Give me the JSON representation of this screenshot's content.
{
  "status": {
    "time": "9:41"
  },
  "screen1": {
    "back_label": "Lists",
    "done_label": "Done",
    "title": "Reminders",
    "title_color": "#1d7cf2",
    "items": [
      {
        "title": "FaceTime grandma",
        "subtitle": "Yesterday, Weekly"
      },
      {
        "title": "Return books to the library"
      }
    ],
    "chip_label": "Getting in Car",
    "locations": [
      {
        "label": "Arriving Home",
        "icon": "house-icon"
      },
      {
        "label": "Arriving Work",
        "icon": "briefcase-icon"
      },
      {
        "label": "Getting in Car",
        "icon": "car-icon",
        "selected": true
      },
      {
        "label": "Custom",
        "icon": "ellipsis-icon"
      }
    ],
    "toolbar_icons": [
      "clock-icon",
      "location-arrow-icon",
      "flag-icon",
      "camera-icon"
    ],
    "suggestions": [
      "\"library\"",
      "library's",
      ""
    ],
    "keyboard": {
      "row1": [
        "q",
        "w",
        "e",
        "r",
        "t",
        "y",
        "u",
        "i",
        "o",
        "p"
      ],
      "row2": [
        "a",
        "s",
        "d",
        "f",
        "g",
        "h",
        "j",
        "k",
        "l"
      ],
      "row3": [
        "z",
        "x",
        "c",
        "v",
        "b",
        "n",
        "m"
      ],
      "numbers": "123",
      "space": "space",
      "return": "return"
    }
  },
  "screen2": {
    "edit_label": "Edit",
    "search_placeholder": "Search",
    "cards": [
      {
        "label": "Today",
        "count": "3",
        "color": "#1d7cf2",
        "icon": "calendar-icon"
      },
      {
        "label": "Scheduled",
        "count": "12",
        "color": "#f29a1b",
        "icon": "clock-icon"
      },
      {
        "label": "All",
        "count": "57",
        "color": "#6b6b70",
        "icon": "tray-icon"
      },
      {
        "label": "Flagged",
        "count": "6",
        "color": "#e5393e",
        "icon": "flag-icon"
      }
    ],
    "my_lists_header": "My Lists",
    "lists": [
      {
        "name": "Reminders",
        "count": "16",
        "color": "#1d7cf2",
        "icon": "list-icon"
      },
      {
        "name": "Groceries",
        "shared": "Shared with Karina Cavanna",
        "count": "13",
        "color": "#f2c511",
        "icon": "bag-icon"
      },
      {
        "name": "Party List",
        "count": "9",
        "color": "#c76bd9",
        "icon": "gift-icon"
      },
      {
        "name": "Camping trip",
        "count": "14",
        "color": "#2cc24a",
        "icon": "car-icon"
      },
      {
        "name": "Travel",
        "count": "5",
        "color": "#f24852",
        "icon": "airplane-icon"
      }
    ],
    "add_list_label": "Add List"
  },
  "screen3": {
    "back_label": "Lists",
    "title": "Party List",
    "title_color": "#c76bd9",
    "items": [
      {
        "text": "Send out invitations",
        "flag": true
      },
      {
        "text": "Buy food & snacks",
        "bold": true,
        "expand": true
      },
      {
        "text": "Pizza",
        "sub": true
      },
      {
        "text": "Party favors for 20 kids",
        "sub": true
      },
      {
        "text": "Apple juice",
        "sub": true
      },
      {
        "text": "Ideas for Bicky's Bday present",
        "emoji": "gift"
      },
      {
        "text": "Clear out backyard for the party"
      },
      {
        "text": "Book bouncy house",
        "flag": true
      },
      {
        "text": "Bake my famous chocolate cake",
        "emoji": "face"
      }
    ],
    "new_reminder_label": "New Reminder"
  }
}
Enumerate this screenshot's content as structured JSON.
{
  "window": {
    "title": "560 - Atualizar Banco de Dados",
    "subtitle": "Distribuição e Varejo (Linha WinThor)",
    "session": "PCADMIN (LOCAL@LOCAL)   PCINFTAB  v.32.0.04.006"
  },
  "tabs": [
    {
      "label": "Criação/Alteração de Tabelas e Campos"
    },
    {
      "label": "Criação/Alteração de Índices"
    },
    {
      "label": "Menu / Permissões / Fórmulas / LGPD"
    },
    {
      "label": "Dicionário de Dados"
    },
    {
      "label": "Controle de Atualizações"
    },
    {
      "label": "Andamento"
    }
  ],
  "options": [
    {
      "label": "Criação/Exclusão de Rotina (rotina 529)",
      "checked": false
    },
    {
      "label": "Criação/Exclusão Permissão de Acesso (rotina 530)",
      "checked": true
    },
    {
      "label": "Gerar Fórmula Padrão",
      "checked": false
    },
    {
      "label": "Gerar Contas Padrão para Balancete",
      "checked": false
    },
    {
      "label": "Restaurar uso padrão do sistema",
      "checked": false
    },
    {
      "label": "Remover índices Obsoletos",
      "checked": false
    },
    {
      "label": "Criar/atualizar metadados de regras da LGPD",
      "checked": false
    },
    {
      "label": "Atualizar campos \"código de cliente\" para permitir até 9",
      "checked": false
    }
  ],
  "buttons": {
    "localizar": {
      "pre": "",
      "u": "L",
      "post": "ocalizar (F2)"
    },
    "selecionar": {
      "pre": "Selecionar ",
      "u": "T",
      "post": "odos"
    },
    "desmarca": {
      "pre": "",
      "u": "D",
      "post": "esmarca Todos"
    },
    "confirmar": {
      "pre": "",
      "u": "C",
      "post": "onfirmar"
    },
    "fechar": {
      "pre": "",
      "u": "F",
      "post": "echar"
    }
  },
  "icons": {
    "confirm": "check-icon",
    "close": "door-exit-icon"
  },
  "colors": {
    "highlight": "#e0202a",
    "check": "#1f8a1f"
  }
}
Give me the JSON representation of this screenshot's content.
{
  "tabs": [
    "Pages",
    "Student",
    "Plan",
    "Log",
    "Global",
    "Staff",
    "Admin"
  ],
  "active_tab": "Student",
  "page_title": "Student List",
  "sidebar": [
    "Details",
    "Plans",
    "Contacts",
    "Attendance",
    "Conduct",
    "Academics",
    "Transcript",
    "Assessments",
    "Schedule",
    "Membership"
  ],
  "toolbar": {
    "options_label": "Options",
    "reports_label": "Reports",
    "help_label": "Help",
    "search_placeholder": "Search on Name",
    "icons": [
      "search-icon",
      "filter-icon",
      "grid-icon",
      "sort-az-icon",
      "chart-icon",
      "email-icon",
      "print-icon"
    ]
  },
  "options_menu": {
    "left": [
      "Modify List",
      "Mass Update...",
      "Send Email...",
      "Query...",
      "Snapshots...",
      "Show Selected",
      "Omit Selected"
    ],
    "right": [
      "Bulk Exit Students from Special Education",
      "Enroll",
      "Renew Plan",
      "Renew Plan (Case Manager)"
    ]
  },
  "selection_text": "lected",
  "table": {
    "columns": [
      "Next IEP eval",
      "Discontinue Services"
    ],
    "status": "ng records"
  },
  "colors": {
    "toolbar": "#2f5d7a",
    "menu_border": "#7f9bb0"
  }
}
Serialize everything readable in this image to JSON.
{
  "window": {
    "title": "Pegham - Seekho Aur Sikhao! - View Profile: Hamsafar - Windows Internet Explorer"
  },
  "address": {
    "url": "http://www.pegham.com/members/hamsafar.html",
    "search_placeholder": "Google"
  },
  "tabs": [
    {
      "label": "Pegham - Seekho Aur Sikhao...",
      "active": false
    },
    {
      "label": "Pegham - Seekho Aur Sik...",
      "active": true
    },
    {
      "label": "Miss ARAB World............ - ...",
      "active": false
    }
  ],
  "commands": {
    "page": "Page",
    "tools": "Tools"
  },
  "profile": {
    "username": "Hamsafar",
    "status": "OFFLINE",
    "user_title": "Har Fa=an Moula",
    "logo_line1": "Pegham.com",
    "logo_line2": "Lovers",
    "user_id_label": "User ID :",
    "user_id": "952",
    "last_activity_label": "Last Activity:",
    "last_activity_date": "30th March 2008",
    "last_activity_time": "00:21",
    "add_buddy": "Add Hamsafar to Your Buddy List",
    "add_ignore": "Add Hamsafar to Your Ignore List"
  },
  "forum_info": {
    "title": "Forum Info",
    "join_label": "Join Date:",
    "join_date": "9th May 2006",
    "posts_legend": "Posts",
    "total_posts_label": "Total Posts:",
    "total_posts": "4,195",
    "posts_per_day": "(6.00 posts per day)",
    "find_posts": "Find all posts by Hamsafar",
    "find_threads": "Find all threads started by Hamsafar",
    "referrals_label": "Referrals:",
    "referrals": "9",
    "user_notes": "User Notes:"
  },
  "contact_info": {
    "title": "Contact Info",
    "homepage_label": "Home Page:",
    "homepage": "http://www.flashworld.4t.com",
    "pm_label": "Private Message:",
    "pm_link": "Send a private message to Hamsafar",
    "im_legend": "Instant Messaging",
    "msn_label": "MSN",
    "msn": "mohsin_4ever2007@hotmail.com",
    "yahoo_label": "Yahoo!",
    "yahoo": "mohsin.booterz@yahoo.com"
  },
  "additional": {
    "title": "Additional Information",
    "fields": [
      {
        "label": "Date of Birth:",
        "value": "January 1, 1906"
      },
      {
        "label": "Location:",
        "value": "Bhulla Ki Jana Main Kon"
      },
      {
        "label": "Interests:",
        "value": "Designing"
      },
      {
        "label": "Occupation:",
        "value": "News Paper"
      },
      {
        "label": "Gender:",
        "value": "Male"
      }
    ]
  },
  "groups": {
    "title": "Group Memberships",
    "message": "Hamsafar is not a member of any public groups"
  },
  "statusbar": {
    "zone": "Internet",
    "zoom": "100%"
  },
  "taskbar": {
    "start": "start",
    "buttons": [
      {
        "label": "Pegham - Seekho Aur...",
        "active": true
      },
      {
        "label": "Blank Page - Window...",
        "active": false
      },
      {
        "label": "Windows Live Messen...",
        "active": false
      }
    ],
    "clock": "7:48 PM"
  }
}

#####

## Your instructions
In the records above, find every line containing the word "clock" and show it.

## Solution for this exercise
      "clock-icon",
        "icon": "clock-icon"
    "clock": "7:48 PM"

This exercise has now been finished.